**Diversify or Die: The Reckoning of Post-Pandemic Downtowns**
San Francisco’s Downtown Struggles
San Francisco’s downtown, once a bustling hub of activity, has been hit hard by the COVID-19 pandemic. Jack Mogannam, manager of Sam’s Cable Car Lounge, experienced the decline firsthand as foot traffic diminished and business dropped by 30%. Empty storefronts, “going out of business” signs, and a rise in crime have transformed the once vibrant downtown area into a vacant and decaying space. However, San Francisco is not alone in this struggle – cities across the United States are facing a similar wake-up call: diversify or face further decline.
The Changing Landscape of Downtowns
As the pandemic struck in early 2020, people left city centers and turned to shopping and dining options in residential neighborhoods and suburbs closer to home. This shift in consumer behavior is likely to continue. Downtowns must adapt to become around-the-clock destinations for people to gather, rather than just central business districts. Richard Florida, a city planning specialist at the University of Toronto, emphasizes the need for downtown areas to evolve into hubs of innovation, entertainment, and recreation.
San Francisco’s Struggle to Recover
San Francisco is struggling more than most cities in its downtown recovery.
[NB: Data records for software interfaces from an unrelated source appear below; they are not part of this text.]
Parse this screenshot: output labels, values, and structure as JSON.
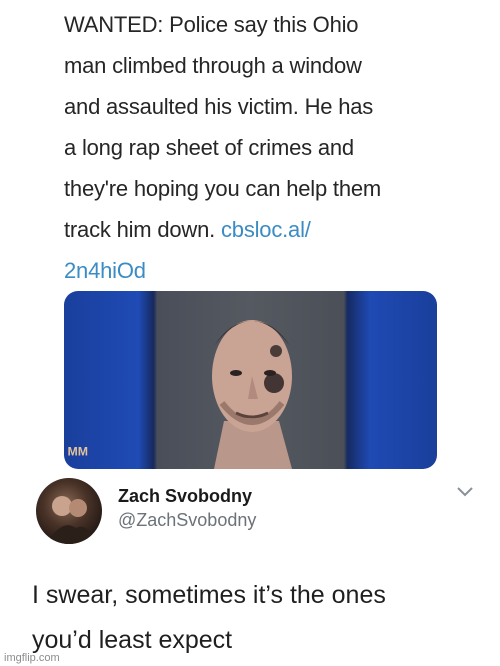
{
  "post": {
    "text_lines": [
      "WANTED:  Police say this Ohio",
      "man climbed through a window",
      "and assaulted his victim.  He has",
      "a long rap sheet of crimes and",
      "they're hoping you can help them",
      "track him down."
    ],
    "link_part1": "cbsloc.al/",
    "link_part2": "2n4hiOd",
    "photo_mark": "ᴹᴹ"
  },
  "reply": {
    "display_name": "Zach Svobodny",
    "handle": "@ZachSvobodny",
    "text_lines": [
      "I swear, sometimes it’s the ones",
      "you’d least expect"
    ]
  },
  "watermark": "imgflip.com",
  "icons": {
    "chevron": "chevron-down-icon"
  },
  "colors": {
    "link": "#3b8cc4",
    "handle": "#6b7278"
  }
}
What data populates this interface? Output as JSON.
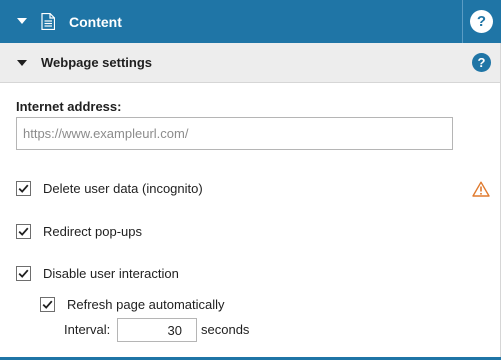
{
  "header": {
    "title": "Content",
    "help": "?",
    "icons": {
      "collapse": "triangle-down-icon",
      "document": "document-icon"
    }
  },
  "section": {
    "title": "Webpage settings",
    "help": "?"
  },
  "url": {
    "label": "Internet address:",
    "placeholder": "https://www.exampleurl.com/",
    "value": ""
  },
  "options": [
    {
      "label": "Delete user data (incognito)",
      "checked": true,
      "warning": true
    },
    {
      "label": "Redirect pop-ups",
      "checked": true
    },
    {
      "label": "Disable user interaction",
      "checked": true
    }
  ],
  "refresh": {
    "label": "Refresh page automatically",
    "checked": true,
    "interval_label": "Interval:",
    "interval_value": "30",
    "unit": "seconds"
  },
  "colors": {
    "accent": "#1f75a6",
    "warning": "#e07a2e",
    "subheader_bg": "#ededed"
  }
}
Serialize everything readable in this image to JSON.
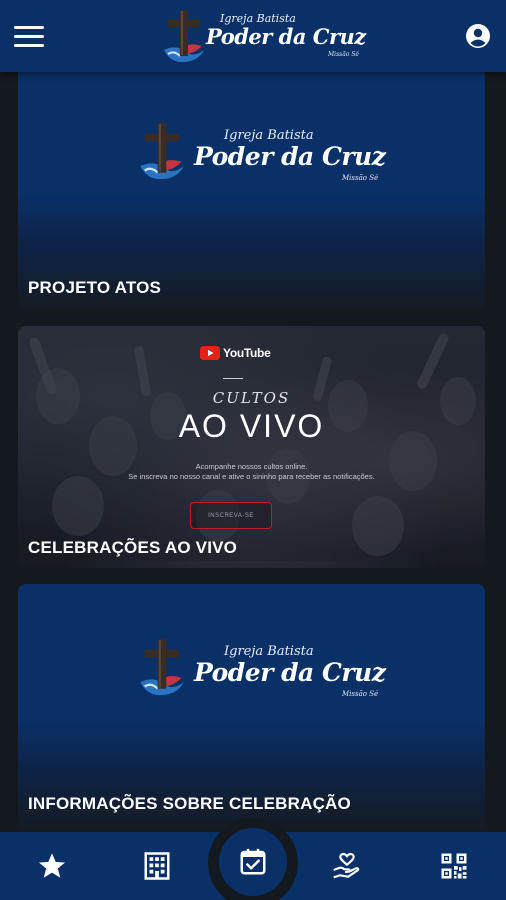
{
  "app": {
    "logo": {
      "kicker": "Igreja Batista",
      "name": "Poder da Cruz",
      "place": "Missão Sé"
    }
  },
  "cards": [
    {
      "title": "PROJETO ATOS"
    },
    {
      "title": "CELEBRAÇÕES AO VIVO",
      "banner": {
        "youtube": "YouTube",
        "kicker": "CULTOS",
        "headline": "AO VIVO",
        "line1": "Acompanhe nossos cultos online.",
        "line2": "Se inscreva no nosso canal e ative o sininho para receber as notificações.",
        "button": "INSCREVA-SE"
      }
    },
    {
      "title": "INFORMAÇÕES SOBRE CELEBRAÇÃO"
    }
  ],
  "nav": {
    "items": [
      "star-icon",
      "building-icon",
      "calendar-check-icon",
      "heart-hand-icon",
      "qr-code-icon"
    ],
    "active": "calendar-check-icon"
  },
  "colors": {
    "primary": "#0a3068",
    "background": "#14191f",
    "youtube_red": "#e62117"
  }
}
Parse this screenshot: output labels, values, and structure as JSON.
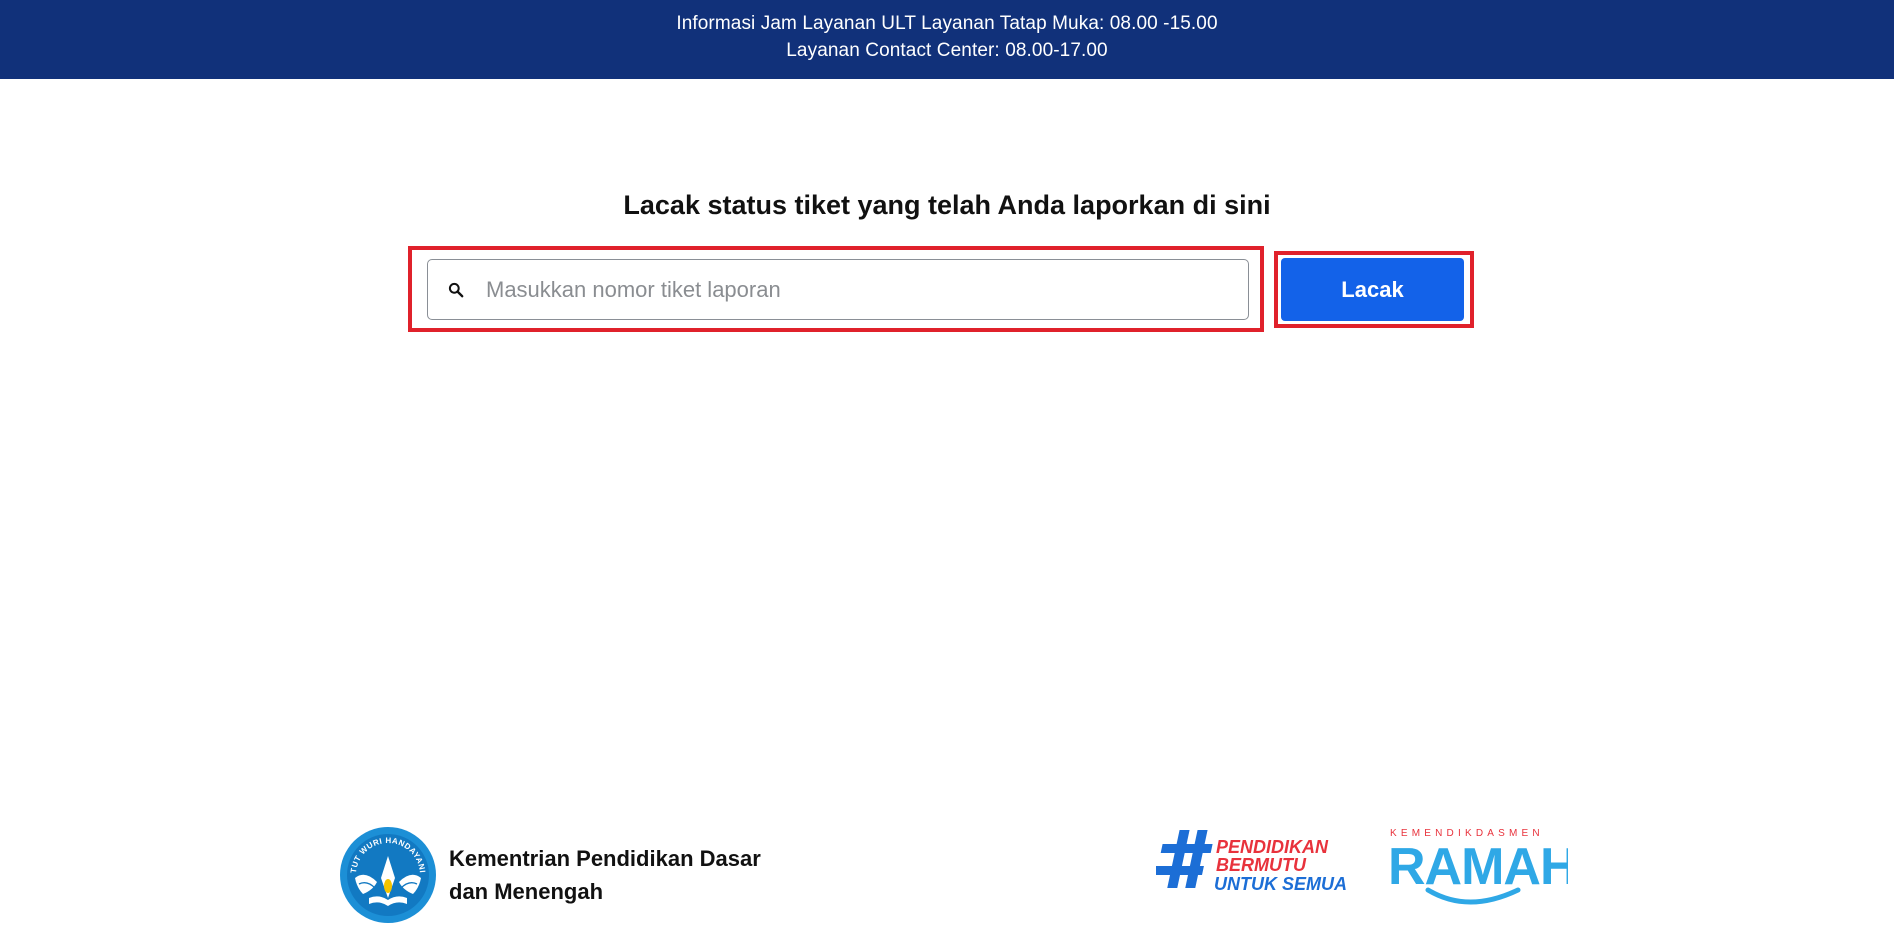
{
  "banner": {
    "line1": "Informasi Jam Layanan ULT Layanan Tatap Muka: 08.00 -15.00",
    "line2": "Layanan Contact Center: 08.00-17.00",
    "color": "#11317a"
  },
  "main": {
    "title": "Lacak status tiket yang telah Anda laporkan di sini",
    "search": {
      "placeholder": "Masukkan nomor tiket laporan",
      "value": "",
      "icon": "search-icon"
    },
    "track_button": {
      "label": "Lacak",
      "color": "#1362e9"
    },
    "highlight_color": "#e0212b"
  },
  "footer": {
    "ministry": {
      "name_line1": "Kementrian Pendidikan Dasar",
      "name_line2": "dan Menengah",
      "logo_text": "TUT WURI HANDAYANI"
    },
    "campaign": {
      "line1": "PENDIDIKAN",
      "line2": "BERMUTU",
      "line3": "UNTUK SEMUA"
    },
    "ramah": {
      "top": "KEMENDIKDASMEN",
      "word": "RAMAH"
    }
  }
}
According to a study by the University of Toronto, San Francisco is ranked dead last in terms of returning to pre-pandemic activity, with only 32% of its 2019 traffic. Hotel revenues remain at 73% of pre-pandemic levels, office attendance is below 50%, and commuter rail travel to downtown is at 33%. Office vacancy rates in San Francisco have also skyrocketed to 24.8%, far above the national average.
The Impact on Major Cities
While San Francisco heavily relied on international tourism and its tech workforce, other major cities like Portland and Seattle, which also rely on tech workers, are experiencing similar declines. Chicago, ranked 45th in the study, has seen major retailers close due to a lack of visitors. Midwestern cities such as Indianapolis and Cleveland, which lacked booming industries like tech, were already struggling with diminished downtowns before the pandemic.
Addressing the Downtown Crisis
San Francisco’s leaders are taking the demise of downtown seriously. Zoning rules have been relaxed to allow for mixed-use spaces, and legislation has been introduced to facilitate the conversion of office space into housing. Mayor London Breed has announced funding to improve walkability and attract businesses back to the downtown area. However, Marc Benioff, CEO of Salesforce, believes downtown will never return to its previous state in terms of workers commuting to offices. He suggests converting office spaces into housing and increasing police presence to enhance visitor safety.
The Importance of Downtown Housing
Chapple, a director at the University of Toronto, highlights the success of downtown housing in cities like Baltimore and Salt Lake City. Converting office space into housing could serve as a lifeline for struggling downtowns. Some cities, including New York and Pittsburgh, offer tax breaks to developers to encourage such conversions. However, housing alone may not be sufficient for downtowns to flourish.
Challenges and Potential Solutions
Downtown retailers like Daud Shuja, owner of Franco Uomo, have observed that customers are reluctant to visit locations plagued by homelessness and a deteriorating ambiance. While San Francisco officials remain optimistic about the downtown’s recovery, negative press and hesitation from visitors have created obstacles. The city is working to attract new businesses and change perceptions, emphasizing its beauty and welcoming atmosphere.
In conclusion, downtowns across the United States are facing a critical juncture in the post-pandemic era. They must diversify and evolve into vibrant hubs of innovation, entertainment, and recreation to thrive in the changing landscape. San Francisco, along with other major cities, is grappling with the challenges of recovering from the pandemic. However, with strategic planning, a focus on mixed-use spaces, housing conversions, and efforts to improve safety and attractiveness, downtowns can regain their former glory and become thriving centers once again.